My biggest differential was having prepared myself. I got ready for something and I discovered it only a year ago in Rio de Janeiro. I am very proud to have been chosen and want to highlight some important elements that can help you if you want to apply for this scholarship or any other:
Invest in English classes. Having the perfect profile, but not having the required level of English can be the difference between being chosen or not;
Create a leadership profile. Take risks and opportunities to get out of your comfort zone. This involves being part of associations, NGOs, study groups and volunteer work;
Invest in professional development. Do not expect to attend conferences, courses, workshops only with the help of your company. Look for committees and become a member. Travel and participate in lectures, courses and events related to your area;
Meet influential people who can recommend your work. Participate in projects and be a connector as well;
Be ready. Doing all this may not seem clear at first, however, when the opportunity presents itself, grab it!

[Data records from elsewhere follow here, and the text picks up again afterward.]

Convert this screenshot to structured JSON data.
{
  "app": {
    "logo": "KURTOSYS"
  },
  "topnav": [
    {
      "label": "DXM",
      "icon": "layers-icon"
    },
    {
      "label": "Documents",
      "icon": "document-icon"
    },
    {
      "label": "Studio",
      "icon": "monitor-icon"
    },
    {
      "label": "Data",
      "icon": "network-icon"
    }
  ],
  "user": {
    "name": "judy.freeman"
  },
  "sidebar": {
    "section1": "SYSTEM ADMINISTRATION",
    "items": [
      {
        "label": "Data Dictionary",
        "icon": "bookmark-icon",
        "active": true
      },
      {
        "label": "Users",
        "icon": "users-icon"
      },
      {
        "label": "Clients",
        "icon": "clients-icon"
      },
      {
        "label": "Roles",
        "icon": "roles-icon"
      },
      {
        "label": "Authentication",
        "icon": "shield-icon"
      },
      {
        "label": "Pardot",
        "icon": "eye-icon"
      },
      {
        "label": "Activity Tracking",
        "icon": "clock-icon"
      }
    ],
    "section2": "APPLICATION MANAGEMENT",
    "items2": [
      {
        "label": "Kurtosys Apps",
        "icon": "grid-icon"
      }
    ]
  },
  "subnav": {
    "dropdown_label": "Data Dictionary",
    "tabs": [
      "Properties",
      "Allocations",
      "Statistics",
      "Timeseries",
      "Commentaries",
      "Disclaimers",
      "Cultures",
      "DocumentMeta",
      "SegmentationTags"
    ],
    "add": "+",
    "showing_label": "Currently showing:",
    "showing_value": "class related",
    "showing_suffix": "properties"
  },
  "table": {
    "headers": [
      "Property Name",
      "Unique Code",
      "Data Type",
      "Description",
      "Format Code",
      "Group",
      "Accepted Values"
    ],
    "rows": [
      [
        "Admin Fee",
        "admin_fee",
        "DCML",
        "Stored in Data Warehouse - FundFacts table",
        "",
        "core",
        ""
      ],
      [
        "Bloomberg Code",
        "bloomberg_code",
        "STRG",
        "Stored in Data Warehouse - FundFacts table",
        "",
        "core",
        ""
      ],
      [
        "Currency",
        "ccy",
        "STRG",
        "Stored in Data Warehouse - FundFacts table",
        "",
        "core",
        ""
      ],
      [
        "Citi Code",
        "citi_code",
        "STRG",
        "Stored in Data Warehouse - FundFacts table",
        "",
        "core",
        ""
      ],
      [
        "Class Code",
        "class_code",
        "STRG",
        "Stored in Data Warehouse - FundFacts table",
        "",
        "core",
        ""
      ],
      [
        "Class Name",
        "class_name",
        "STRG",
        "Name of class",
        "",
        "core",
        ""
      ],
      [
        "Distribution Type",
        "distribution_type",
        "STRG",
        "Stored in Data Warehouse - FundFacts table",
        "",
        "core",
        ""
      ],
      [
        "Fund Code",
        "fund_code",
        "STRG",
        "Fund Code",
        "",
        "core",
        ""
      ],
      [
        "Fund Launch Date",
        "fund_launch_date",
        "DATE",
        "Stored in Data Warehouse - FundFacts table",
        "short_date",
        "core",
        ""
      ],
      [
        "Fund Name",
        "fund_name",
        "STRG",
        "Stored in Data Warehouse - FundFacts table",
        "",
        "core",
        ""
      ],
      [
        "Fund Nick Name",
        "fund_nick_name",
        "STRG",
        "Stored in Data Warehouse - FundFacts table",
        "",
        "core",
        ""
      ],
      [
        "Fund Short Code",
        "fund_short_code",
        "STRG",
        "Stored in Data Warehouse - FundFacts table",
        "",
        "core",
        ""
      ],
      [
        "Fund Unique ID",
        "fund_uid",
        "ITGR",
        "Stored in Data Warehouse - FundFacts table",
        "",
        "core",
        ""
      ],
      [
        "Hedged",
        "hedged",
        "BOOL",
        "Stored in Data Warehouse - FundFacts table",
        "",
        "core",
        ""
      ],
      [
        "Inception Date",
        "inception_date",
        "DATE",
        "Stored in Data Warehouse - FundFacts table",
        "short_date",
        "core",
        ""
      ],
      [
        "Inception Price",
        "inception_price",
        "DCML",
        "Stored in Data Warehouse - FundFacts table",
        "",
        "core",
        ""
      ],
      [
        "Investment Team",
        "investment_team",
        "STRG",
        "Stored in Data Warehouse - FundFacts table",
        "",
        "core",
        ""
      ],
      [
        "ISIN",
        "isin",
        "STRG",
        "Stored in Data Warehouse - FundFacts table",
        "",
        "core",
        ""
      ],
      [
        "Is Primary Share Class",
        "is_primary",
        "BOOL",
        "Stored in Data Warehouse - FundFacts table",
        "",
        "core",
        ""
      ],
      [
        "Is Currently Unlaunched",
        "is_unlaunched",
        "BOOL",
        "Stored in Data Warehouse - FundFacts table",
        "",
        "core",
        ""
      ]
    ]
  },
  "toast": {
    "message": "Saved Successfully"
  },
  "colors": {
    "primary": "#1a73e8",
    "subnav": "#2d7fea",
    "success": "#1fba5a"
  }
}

In just over three weeks I leave for the University of Bristol to study Psychology of Education. It’s extremely rewarding to be able to say that. My diversified profile and the decision I made to prepare myself were the key factors that brought me here. That young student who had no idea of what he wanted to be when he grew up now has not only clarity but an objective, a mission: to revolutionize Brazilian education with the knowledge obtained with this Master’s degree in the United Kingdom. And the best part: if I was able to succeed, so can you. Applications are open, how about taking a look? You don’t have the profile yet? Start building it.
Bristol, see you soon!
If you think my story might help someone, please share.
Seats are limited.